And Australia! Woot!

Laurita said...

Your word choices are always perfection. Linda picked out my favourite phrase: "An Icarian fusion on a day devoid of sun."

Melissa said...

You're one of my favorite liars. :) There's an award for you at my blog. http://windspirit-girl.livejournal.com/21170.html

Amy J Taylor said...

Heartbreaking ending, beautiful piece. Very well written.

Lou Freshwater said...

This is one of the most piercing expressions of the complex emotions of a parent I have ever read. I felt it each step of the way, and it was cathartic to read such an honest account of how vulnerable we remain (in part because of the child's stunning vulnerability) every moment that occurs after we become a parent. And of the penetrating distance we sometimes endure as we watch them digging away from us.

"Then I see his eyes crinkle towards the encompassing of all years of future disappointments held out by the world."

Yes, I say with tears in my eyes.

Anonymous said...

His lips parted ever so slightly, and she heard a soft sigh of breath expel. It is akin to the spell that has protected him for the last two decades. Shes already denied me. Radins mental warning didnt help. His control rushed up around hers, holding her in, holding her back. She was still searching for a way to make it up to them. She rubbed her belly. Just remember what She told you. These people still loved her, even if she no longer believed she deserved it. But… Again, she coughed over the lump in her throat. She dropped her gaze since her face was still tilted by Brevins fingers. Now theres the Eyrie weve known all our lives. She arched her back as best she could and screamed. Should I take that as a yes? Relief put a smile on Brevins face. She shivered at the feel of liquid warmth oozing out of her. Without variety, our culture would grow evenmore stagnant. Considering the alternatives, I think what we endured recently is preferable. The curl to his lip was resigned. He switched his hold as he knelt on the mattress.

Sulci Collective said...

Well thanks for clearing that up Anon...

Marc

CJ Hodges MacFarlane said...

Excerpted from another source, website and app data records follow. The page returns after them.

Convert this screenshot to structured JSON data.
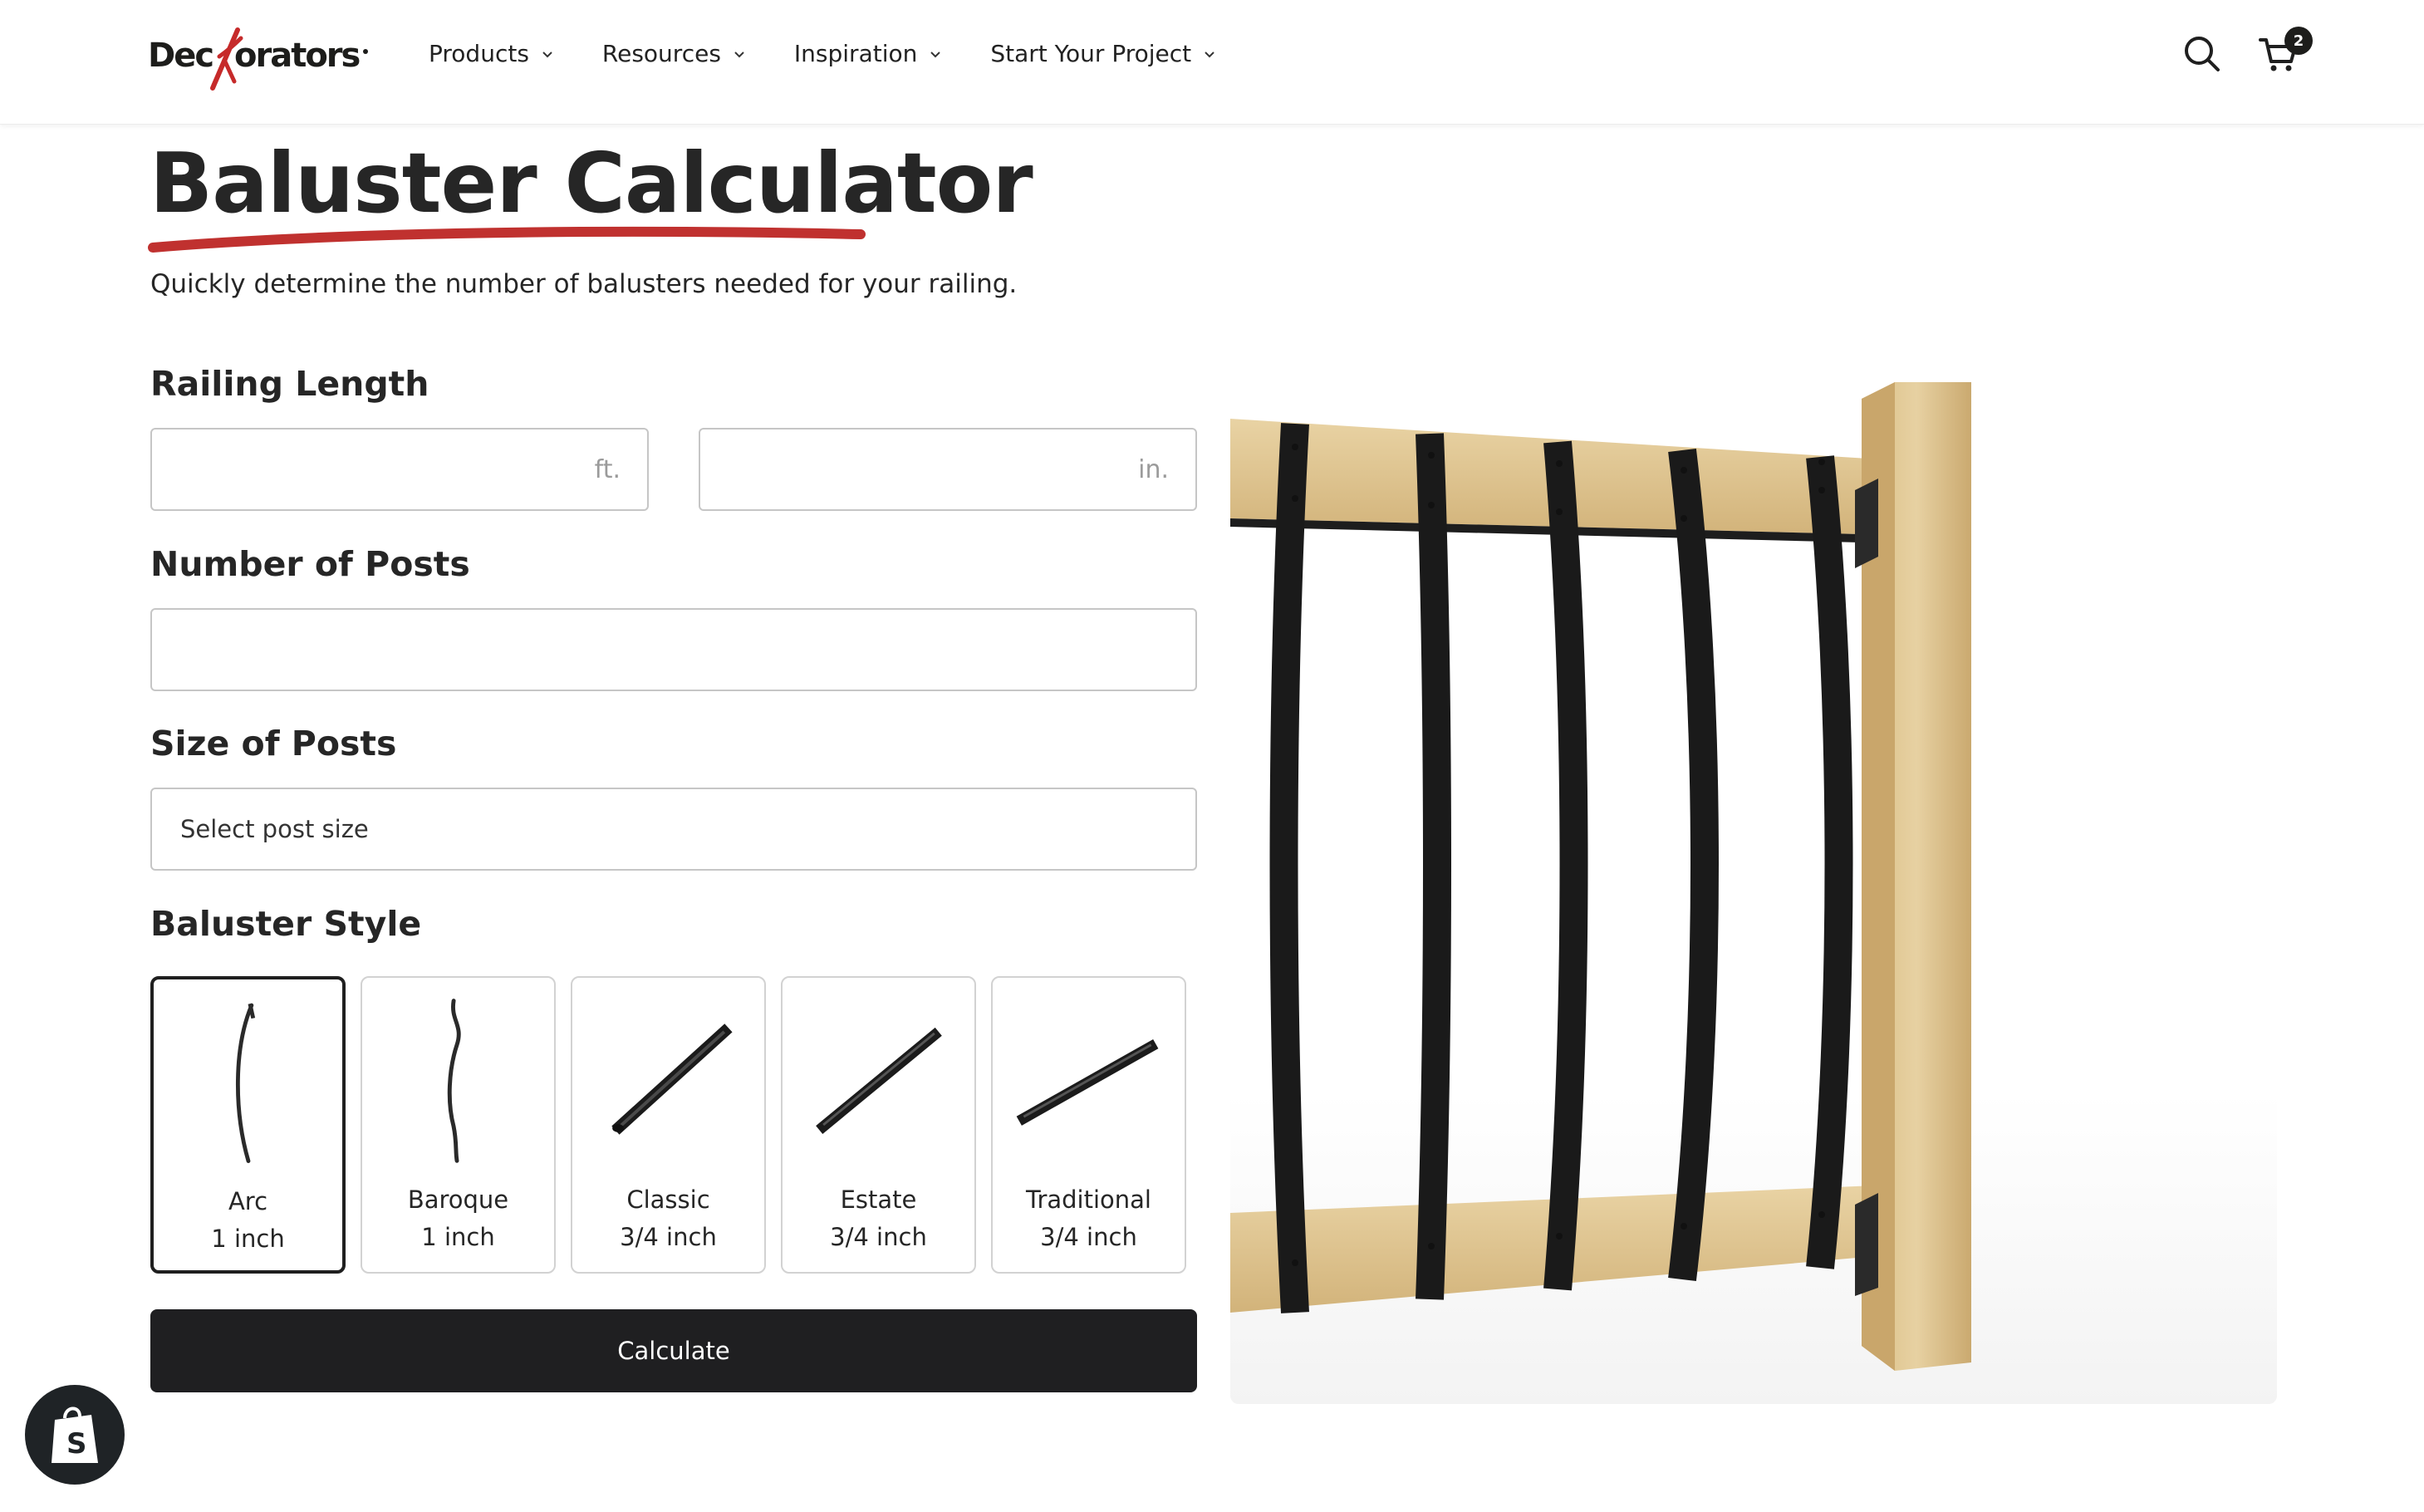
{
  "header": {
    "logo_text": "Deckorators",
    "nav": [
      {
        "label": "Products"
      },
      {
        "label": "Resources"
      },
      {
        "label": "Inspiration"
      },
      {
        "label": "Start Your Project"
      }
    ],
    "cart_count": "2",
    "icons": [
      "search-icon",
      "cart-icon",
      "chevron-down-icon"
    ]
  },
  "page": {
    "title": "Baluster Calculator",
    "subtitle": "Quickly determine the number of balusters needed for your railing.",
    "accent_color": "#c0312f"
  },
  "form": {
    "railing_length_label": "Railing Length",
    "feet_value": "",
    "feet_suffix": "ft.",
    "inches_value": "",
    "inches_suffix": "in.",
    "posts_label": "Number of Posts",
    "posts_value": "",
    "post_size_label": "Size of Posts",
    "post_size_selected": "Select post size",
    "baluster_style_label": "Baluster Style",
    "styles": [
      {
        "name": "Arc",
        "size": "1 inch",
        "selected": true
      },
      {
        "name": "Baroque",
        "size": "1 inch",
        "selected": false
      },
      {
        "name": "Classic",
        "size": "3/4 inch",
        "selected": false
      },
      {
        "name": "Estate",
        "size": "3/4 inch",
        "selected": false
      },
      {
        "name": "Traditional",
        "size": "3/4 inch",
        "selected": false
      }
    ],
    "calculate_label": "Calculate"
  }
}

I particularly enjoyed her guesses on to what he was thinking as he was digging. Not sure why, but I suppose I spend a lot of time just observing (my) children, wondering what they are thinking while I think about them. A beautiful snippet of life here.

~Tim said...

This one will have me thinking for a long time.

Cathy Olliffe said...

Everything was so darn serious at this party until Anonymous showed up ... what the heck is up with that?????
Anyway, I totally thought the parent was a father, mostly because men think about their relationship with their children; women just feel it.
Big generalization, I know... I was surprised when other people thought mother, not father.
Loved your story, Marc, even though it's way above me.